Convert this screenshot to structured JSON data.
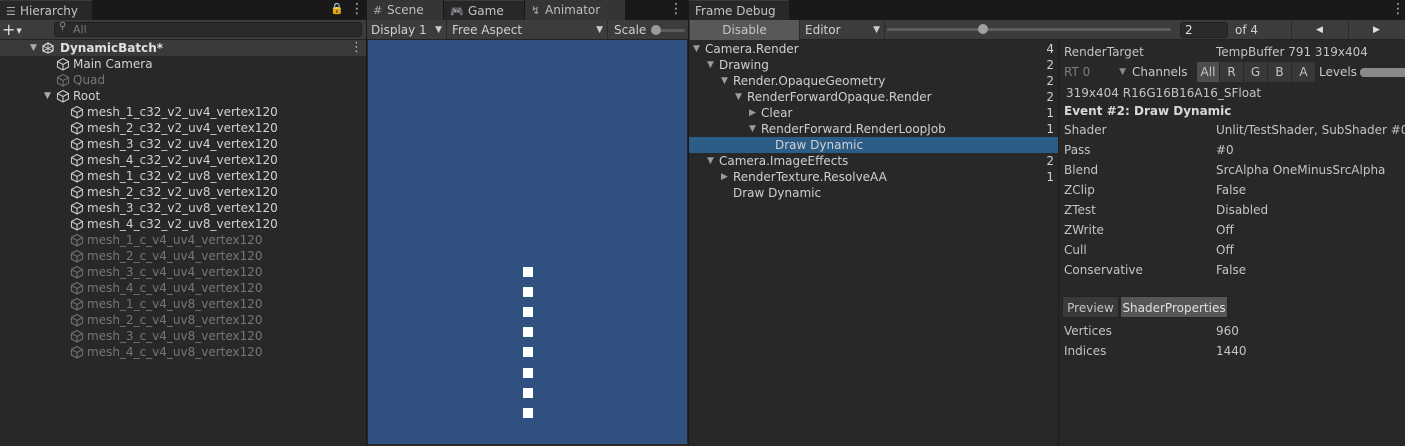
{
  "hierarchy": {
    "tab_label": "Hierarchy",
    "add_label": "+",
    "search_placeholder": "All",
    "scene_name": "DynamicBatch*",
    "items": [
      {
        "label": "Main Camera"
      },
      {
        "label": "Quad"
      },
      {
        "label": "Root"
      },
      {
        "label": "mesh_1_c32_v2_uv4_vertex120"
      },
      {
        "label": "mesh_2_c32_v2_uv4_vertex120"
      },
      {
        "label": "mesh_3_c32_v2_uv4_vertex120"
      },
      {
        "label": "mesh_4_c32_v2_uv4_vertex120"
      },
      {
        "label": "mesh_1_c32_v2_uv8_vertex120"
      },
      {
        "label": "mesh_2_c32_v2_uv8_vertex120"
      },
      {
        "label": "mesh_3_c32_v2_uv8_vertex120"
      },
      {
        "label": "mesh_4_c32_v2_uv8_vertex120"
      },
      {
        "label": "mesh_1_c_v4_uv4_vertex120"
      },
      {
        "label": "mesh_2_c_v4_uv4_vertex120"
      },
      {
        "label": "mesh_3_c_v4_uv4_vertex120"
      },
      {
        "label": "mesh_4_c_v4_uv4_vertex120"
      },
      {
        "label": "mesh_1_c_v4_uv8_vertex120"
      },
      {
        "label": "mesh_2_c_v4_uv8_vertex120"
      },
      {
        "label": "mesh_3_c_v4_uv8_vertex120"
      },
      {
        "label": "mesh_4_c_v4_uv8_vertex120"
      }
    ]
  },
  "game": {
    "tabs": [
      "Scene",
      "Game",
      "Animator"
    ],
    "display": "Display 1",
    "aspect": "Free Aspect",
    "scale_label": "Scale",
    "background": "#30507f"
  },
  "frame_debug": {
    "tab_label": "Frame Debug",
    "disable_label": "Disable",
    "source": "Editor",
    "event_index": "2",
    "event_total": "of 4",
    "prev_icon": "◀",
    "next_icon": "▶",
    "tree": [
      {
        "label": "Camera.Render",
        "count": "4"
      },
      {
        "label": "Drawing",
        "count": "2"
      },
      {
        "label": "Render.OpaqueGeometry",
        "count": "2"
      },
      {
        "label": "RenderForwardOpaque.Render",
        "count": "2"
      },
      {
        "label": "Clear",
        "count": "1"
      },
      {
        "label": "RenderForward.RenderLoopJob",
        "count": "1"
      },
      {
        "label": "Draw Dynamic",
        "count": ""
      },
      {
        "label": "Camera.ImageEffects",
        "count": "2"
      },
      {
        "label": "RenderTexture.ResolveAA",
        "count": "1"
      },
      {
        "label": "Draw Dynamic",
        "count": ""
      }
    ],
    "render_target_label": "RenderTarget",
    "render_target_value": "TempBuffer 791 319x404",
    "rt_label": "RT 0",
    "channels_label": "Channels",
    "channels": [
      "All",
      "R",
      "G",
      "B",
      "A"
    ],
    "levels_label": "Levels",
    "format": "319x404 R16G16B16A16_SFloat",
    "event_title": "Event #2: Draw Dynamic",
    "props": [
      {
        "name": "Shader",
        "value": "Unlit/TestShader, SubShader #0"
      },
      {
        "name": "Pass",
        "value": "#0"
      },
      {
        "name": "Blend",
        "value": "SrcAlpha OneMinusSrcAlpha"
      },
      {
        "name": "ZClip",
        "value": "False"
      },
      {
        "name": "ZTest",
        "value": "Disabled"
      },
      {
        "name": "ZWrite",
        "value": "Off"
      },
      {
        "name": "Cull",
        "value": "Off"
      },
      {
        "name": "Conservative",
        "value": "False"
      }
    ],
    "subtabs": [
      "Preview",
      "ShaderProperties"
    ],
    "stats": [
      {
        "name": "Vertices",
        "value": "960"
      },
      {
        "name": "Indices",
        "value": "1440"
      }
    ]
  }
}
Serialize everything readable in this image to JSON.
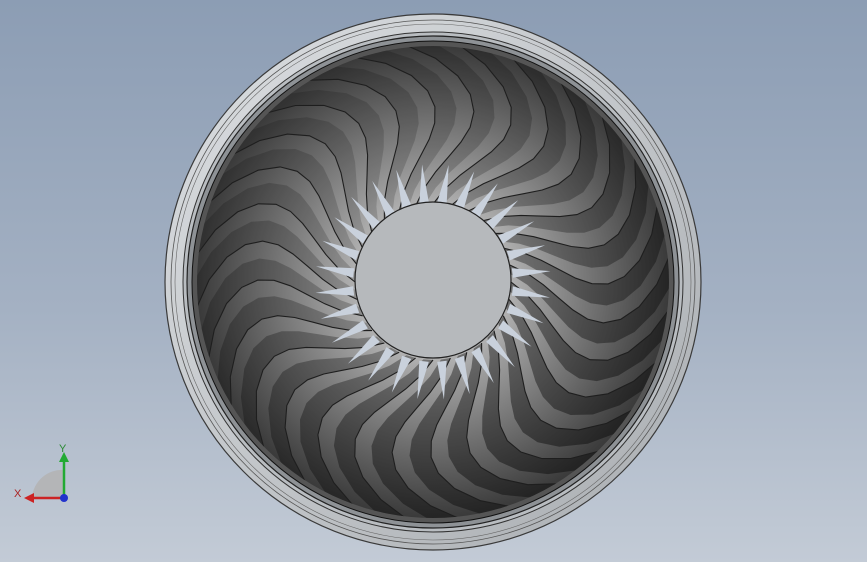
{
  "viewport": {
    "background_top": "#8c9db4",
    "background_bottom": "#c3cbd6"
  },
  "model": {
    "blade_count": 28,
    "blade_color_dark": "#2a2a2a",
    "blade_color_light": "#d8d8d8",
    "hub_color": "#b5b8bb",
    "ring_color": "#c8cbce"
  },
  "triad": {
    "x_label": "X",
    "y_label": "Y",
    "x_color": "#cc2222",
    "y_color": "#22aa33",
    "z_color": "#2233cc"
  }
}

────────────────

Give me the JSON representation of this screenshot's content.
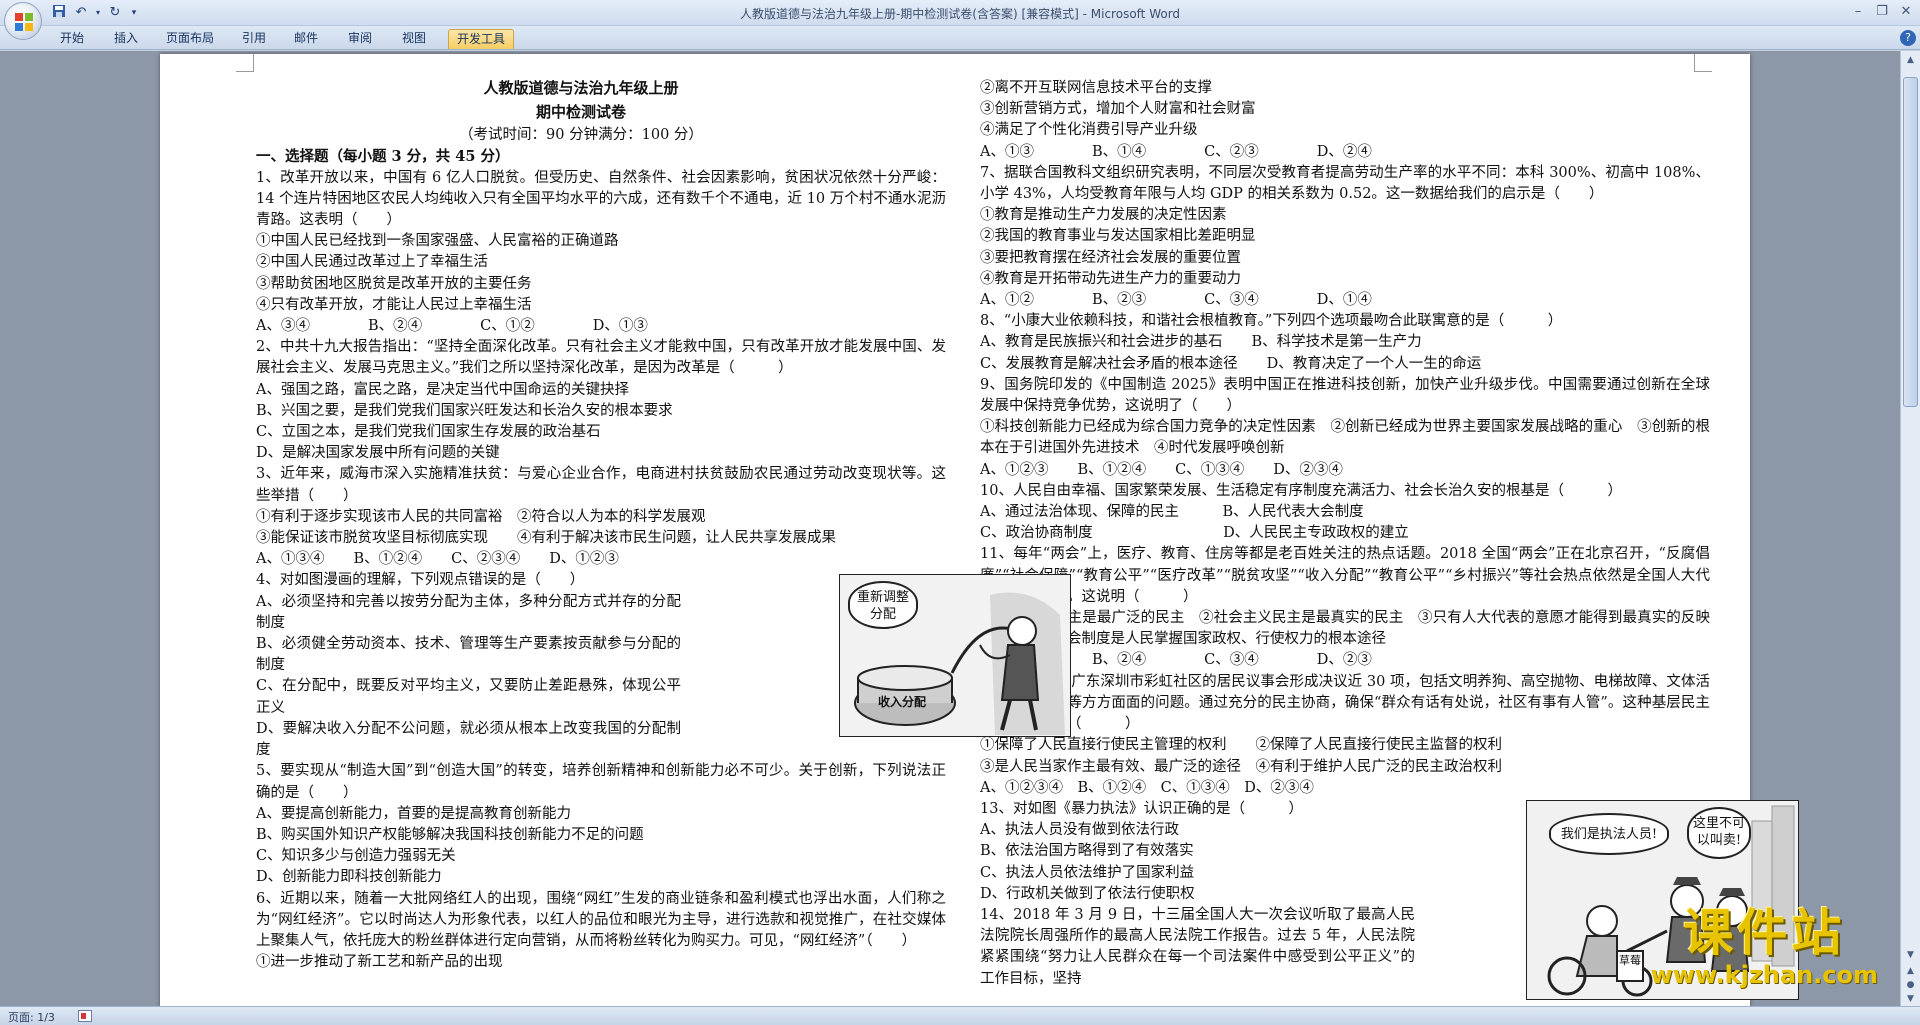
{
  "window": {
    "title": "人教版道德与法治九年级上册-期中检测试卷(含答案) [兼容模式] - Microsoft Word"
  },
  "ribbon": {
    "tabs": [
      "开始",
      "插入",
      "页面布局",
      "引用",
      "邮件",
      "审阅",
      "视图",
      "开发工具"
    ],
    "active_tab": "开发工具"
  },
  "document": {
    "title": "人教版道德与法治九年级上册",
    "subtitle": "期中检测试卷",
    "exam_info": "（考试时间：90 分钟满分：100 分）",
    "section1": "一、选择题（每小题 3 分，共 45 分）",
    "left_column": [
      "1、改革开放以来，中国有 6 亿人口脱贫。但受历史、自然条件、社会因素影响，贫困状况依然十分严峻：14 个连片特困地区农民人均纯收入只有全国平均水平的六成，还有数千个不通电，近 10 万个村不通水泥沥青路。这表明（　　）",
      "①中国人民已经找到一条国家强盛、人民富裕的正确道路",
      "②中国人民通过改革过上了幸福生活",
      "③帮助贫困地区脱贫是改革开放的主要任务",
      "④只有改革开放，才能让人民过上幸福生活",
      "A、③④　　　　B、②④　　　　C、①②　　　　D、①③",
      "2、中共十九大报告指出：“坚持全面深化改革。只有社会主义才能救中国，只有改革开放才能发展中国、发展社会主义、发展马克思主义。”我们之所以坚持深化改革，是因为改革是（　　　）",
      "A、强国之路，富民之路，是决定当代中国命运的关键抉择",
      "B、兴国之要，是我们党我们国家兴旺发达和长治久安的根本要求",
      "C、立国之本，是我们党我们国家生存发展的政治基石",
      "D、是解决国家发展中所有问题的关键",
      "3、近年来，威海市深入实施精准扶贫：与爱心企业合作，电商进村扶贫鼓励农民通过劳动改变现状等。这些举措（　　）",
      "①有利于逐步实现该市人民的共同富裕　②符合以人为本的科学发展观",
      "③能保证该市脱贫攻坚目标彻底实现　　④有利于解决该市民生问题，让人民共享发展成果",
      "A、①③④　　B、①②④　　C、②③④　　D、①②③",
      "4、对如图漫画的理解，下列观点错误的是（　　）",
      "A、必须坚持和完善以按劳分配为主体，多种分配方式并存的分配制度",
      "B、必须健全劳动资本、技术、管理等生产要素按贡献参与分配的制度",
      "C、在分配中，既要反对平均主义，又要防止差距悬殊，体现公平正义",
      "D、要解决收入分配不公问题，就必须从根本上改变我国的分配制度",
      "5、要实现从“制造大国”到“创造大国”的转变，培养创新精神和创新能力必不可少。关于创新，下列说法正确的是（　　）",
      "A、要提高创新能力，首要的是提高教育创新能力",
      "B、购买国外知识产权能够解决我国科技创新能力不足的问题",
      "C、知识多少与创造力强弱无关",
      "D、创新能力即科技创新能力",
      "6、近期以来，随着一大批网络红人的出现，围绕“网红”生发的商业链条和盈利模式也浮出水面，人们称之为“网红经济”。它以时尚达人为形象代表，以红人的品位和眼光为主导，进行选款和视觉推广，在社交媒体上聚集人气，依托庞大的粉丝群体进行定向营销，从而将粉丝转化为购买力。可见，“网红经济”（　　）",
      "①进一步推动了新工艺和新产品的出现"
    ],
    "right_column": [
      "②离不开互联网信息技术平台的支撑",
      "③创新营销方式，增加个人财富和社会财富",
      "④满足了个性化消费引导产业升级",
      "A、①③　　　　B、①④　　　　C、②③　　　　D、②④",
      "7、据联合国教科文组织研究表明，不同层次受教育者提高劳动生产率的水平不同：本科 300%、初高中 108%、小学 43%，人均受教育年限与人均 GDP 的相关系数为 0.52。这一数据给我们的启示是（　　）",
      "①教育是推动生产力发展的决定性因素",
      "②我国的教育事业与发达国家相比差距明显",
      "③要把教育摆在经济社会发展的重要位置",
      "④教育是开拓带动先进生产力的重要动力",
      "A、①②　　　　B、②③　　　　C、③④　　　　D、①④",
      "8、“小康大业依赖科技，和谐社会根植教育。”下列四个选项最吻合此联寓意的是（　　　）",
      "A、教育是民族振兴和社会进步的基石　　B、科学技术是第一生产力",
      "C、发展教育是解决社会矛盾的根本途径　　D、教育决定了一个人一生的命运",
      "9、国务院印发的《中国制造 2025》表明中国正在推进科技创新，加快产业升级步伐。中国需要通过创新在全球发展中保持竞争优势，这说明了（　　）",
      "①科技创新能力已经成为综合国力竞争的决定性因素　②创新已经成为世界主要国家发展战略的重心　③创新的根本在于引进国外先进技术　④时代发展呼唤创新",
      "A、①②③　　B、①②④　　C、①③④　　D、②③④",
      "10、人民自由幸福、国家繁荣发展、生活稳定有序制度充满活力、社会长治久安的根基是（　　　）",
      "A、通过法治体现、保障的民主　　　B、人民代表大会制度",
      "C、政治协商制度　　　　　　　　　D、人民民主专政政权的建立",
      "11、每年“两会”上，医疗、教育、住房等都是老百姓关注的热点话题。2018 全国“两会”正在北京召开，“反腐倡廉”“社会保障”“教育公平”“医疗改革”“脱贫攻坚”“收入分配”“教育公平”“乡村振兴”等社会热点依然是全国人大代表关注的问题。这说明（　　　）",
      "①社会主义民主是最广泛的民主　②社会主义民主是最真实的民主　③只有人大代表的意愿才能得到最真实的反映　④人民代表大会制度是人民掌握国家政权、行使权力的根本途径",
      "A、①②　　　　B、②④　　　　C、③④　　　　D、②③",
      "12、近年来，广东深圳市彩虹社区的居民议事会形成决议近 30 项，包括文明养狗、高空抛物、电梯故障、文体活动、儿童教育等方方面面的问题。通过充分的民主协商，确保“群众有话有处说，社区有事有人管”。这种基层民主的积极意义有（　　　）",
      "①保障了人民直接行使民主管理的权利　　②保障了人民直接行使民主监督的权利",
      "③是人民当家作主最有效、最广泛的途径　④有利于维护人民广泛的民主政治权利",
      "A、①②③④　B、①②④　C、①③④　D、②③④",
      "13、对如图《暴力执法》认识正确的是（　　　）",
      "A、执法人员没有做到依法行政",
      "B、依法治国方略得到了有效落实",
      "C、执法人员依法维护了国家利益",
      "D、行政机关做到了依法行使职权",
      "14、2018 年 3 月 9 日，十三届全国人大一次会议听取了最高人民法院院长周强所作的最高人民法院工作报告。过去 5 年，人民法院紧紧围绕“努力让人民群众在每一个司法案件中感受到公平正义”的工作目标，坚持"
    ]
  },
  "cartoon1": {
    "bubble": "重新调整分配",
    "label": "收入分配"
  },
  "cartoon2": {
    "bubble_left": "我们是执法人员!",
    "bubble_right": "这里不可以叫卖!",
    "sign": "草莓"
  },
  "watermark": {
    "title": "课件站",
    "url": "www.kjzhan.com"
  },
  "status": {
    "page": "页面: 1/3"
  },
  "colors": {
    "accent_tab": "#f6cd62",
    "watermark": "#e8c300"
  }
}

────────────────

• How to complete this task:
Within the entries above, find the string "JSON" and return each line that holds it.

• Output of the exercise:
Convert this screenshot to structured JSON data.
Serialize everything readable in this image to JSON.
Give me the JSON representation of this screenshot's content.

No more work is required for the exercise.